The real estate market throughout the end of 2022 is certainly its fair share of upheaval thanks to recent economic developments, many of which are lingering effects of the coronavirus pandemic. Inflation has grown to near historic records, with the 12 months leading up to March 2022 seeing consumer prices up by 8.5 percent from the previous year.
The US Federal Bank responded by increasing interest rates several times to slow down inflation, but while this increases the rate of return on savings products, it also makes lending much more expensive. As a result, those seeking new mortgages now find that they’re no longer capable of qualifying for mortgages of the same amount as they were just a few short months ago. As the Fed is still considering increasing rates through March of 2023, this trend is likely to continue.
Yet even as it’s harder for some borrowers to secure mortgages today, the supply of available properties in the United States has yet to reflect that significantly. This indicates that people are still buying homes, though not necessarily at as high a rate as recently. Supply chain issues are hindering new construction, which means that supply is still low, which has been keeping home prices higher.

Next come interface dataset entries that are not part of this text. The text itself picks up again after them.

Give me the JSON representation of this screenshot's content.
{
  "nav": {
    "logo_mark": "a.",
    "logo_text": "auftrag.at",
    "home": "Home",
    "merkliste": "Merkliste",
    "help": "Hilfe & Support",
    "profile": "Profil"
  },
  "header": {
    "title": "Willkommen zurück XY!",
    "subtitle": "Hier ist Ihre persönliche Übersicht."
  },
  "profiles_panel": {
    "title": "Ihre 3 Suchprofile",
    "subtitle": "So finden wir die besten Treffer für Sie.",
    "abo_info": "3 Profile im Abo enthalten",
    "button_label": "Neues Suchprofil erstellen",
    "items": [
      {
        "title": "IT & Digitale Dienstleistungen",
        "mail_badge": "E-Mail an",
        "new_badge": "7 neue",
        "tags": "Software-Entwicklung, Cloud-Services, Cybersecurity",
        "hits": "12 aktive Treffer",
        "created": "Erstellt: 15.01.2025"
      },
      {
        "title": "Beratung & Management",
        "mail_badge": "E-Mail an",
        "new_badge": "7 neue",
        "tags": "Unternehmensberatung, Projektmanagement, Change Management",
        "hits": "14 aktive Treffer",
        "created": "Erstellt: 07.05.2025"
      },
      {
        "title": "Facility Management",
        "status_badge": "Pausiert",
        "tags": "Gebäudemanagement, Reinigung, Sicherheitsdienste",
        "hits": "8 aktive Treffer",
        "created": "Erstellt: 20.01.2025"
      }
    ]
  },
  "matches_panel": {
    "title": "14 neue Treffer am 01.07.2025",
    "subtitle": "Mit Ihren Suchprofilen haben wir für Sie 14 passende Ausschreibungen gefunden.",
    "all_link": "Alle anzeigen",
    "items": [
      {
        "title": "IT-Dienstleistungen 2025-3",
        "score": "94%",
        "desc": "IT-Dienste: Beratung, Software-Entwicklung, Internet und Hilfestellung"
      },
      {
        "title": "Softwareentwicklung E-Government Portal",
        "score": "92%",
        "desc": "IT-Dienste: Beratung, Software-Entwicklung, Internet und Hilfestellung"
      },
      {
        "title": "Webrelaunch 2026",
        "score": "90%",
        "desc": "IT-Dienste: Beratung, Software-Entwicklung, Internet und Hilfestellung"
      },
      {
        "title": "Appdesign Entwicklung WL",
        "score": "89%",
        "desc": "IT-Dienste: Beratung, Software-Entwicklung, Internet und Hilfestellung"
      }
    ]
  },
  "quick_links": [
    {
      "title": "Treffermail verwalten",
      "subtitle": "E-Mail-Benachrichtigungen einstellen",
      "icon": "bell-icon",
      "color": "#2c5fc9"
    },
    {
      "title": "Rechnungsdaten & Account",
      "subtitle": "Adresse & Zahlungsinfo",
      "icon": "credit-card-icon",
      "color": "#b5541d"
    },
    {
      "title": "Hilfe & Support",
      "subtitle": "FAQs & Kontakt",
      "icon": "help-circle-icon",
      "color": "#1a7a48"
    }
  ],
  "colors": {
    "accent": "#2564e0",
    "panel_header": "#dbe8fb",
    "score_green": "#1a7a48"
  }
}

Yet while still it’s still well above last year’s levels, average real estate prices are not growing as quickly as they did last year. The median price for an existing home in August might have been up 7.7 percent year over year, but that rate is down from the 15.5 percent high from just May of 2022.
Based on all these factors, it’s likely to see the real estate market begin to stabilize going into 2023. While price increases are expected to continue to decline, albeit slowly, the relatively low supply will create additional competition for homes. The increased cost of securing a mortgage could also place some pressure downwards on home prices as fewer prospective buyers will be able to afford more higher-priced homes as well.